The yen strengthened across the board on Friday as global equity markets sagged on renewed fears that the U.S. financial sector may suffer even more losses, diminishing investors' risk appetite.
Investors were less willing to hold relatively risky carry trades in which cheap borrowing in the yen and Swiss franc funds purchases of high-yielding currencies.
Market participants bought the yen after the New York Times reported Merrill Lynch was expected to suffer $15 billion in losses from soured mortgage investments and that it was trying to raise capital from an outside investor.
As a result, Asian equities fell overnight, European stocks hit their lowest level in more than a year, and Wall Street posted steep losses.
"The yen is so tightly correlated with equity markets," said Greg Salvaggio, senior vice president of capital markets at Tempus Consulting in Washington.
"Obviously, there is still considerable concern and worry in the market about the extent of subprime mortgage exposure by U.S. financials. The news on Merrill Lynch showed there is still continued distress in this sector," he added.
In late morning New York trading, the dollar was down against the yen . The euro also dropped versus the yen, down about half a percent.
A report that the U.S. trade deficit widened more than expected in November, to $63.1 billion, dragged the dollar lower against the yen, although investors remained focused on developments in the financial sector.
The euro rose to a fresh record high versus sterling.

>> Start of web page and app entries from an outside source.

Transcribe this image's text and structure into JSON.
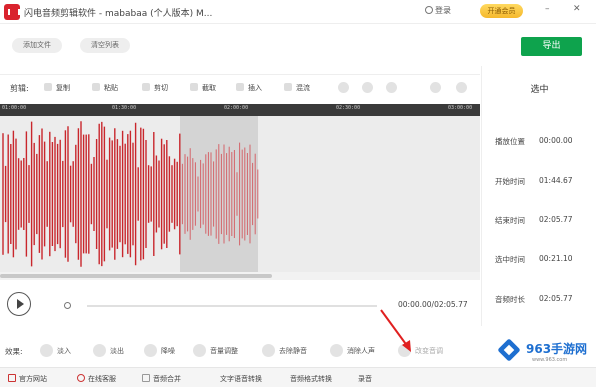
{
  "titlebar": {
    "app_title": "闪电音频剪辑软件 - mababaa (个人版本)  M...",
    "login_label": "登录",
    "vip_label": "开通会员",
    "minimize": "–",
    "close": "✕"
  },
  "top_toolbar": {
    "add_file": "添加文件",
    "clear_list": "清空列表",
    "export": "导出"
  },
  "edit_bar": {
    "label": "剪辑:",
    "tools": [
      "复制",
      "粘贴",
      "剪切",
      "截取",
      "插入",
      "混流"
    ]
  },
  "ruler": {
    "ticks": [
      "01:00:00",
      "01:30:00",
      "02:00:00",
      "02:30:00",
      "03:00:00"
    ]
  },
  "selection": {
    "start_fraction": 0.375,
    "end_fraction": 0.5375
  },
  "side_panel": {
    "title": "选中",
    "rows": [
      {
        "label": "播放位置",
        "value": "00:00.00"
      },
      {
        "label": "开始时间",
        "value": "01:44.67"
      },
      {
        "label": "结束时间",
        "value": "02:05.77"
      },
      {
        "label": "选中时间",
        "value": "00:21.10"
      },
      {
        "label": "音频时长",
        "value": "02:05.77"
      }
    ]
  },
  "player": {
    "time": "00:00.00/02:05.77",
    "progress": 0
  },
  "effects": {
    "label": "效果:",
    "items": [
      "淡入",
      "淡出",
      "降噪",
      "音量调整",
      "去除静音",
      "消除人声",
      "改变音调"
    ]
  },
  "bottom_bar": {
    "items": [
      "官方网站",
      "在线客服",
      "音频合并",
      "文字语音转换",
      "音频格式转换",
      "录音"
    ]
  },
  "watermark": {
    "text": "963手游网",
    "sub": "www.963.com"
  },
  "colors": {
    "wave": "#c9262c",
    "export_green": "#0ea34d",
    "brand_red": "#d9232e"
  }
}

Sterling dipped to a 10-month low against the dollar as weak industrial output data confirmed investor expectations that the Bank of England would cut rates next month after leaving them at 5.50 percent on Thursday.

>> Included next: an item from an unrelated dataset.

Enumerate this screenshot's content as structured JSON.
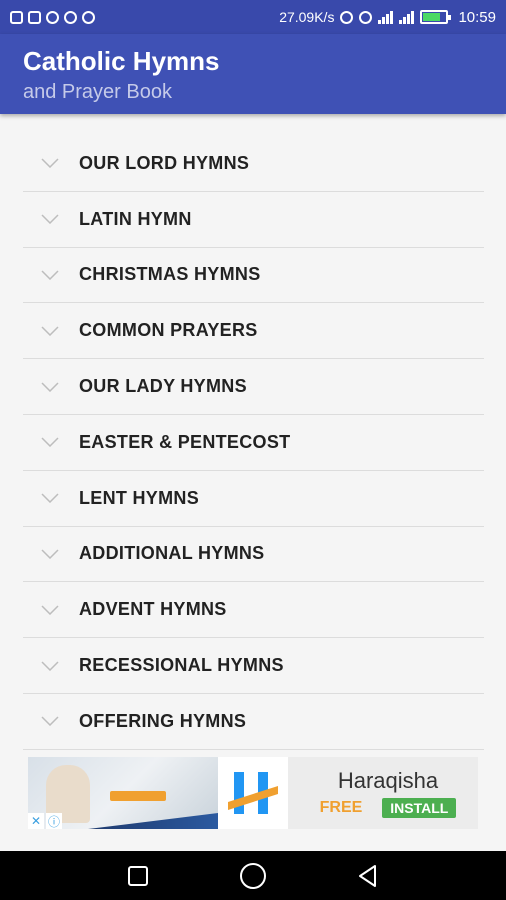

The low-yielding Swiss franc rallied to 1-1/2 month highs versus the dollar and five-month peaks against the euro, though it subsequently retreated a little.

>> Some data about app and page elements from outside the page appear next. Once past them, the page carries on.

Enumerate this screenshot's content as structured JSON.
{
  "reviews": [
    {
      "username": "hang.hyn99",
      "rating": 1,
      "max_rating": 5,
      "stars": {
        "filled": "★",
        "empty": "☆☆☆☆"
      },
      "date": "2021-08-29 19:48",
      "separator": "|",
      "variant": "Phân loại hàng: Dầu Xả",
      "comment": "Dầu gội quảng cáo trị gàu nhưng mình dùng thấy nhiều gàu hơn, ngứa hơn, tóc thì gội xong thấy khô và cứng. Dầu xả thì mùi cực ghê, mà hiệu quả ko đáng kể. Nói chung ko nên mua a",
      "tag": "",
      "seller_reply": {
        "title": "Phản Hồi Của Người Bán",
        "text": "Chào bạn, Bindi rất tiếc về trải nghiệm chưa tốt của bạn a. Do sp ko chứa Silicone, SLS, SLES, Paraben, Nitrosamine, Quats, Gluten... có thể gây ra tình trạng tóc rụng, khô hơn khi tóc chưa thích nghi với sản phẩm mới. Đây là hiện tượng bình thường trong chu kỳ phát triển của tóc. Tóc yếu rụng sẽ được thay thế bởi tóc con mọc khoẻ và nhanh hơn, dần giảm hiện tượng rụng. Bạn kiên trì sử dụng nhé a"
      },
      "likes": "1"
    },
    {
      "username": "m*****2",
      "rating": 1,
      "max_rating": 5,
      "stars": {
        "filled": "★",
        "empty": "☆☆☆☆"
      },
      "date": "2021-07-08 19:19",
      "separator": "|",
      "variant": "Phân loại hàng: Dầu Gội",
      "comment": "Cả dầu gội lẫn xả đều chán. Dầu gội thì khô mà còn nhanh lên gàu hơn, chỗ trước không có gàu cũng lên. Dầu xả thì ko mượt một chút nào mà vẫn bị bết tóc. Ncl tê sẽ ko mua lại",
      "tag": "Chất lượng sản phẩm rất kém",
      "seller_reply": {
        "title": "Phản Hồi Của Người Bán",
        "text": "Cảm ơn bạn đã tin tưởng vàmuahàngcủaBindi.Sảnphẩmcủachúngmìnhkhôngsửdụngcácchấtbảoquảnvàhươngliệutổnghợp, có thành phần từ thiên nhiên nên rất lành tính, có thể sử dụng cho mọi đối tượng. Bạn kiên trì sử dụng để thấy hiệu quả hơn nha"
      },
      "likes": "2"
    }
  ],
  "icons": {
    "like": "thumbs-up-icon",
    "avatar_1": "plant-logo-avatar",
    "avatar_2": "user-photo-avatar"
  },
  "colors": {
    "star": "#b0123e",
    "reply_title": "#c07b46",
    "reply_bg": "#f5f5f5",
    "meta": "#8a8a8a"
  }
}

The euro was down against the dollar, slipping following sharp gains the previous session.
The dollar tumbled against the euro Thursday as comments by Federal Reserve Chairman Ben Bernanke suggested an aggressive half-percentage point rate cut at its meeting on interest rates later in the month.
Many analysts welcomed Bernanke's dovish stance, noting that a sharp easing of interest rates could prevent the U.S. economy from sliding into recession.
"If the Fed continues to act in a decisive and timely way as promised, then the doom and gloom scenario could get scotched," said Bear Stearns in its latest research note.
"There should be some light at the end of the tunnel for the markets," it added.
The rate futures market has now fully priced in a 50 basis point cut in the fed funds rate to 3.75 percent, and also an 8 percent chance the Fed could lower rates by 75 basis points.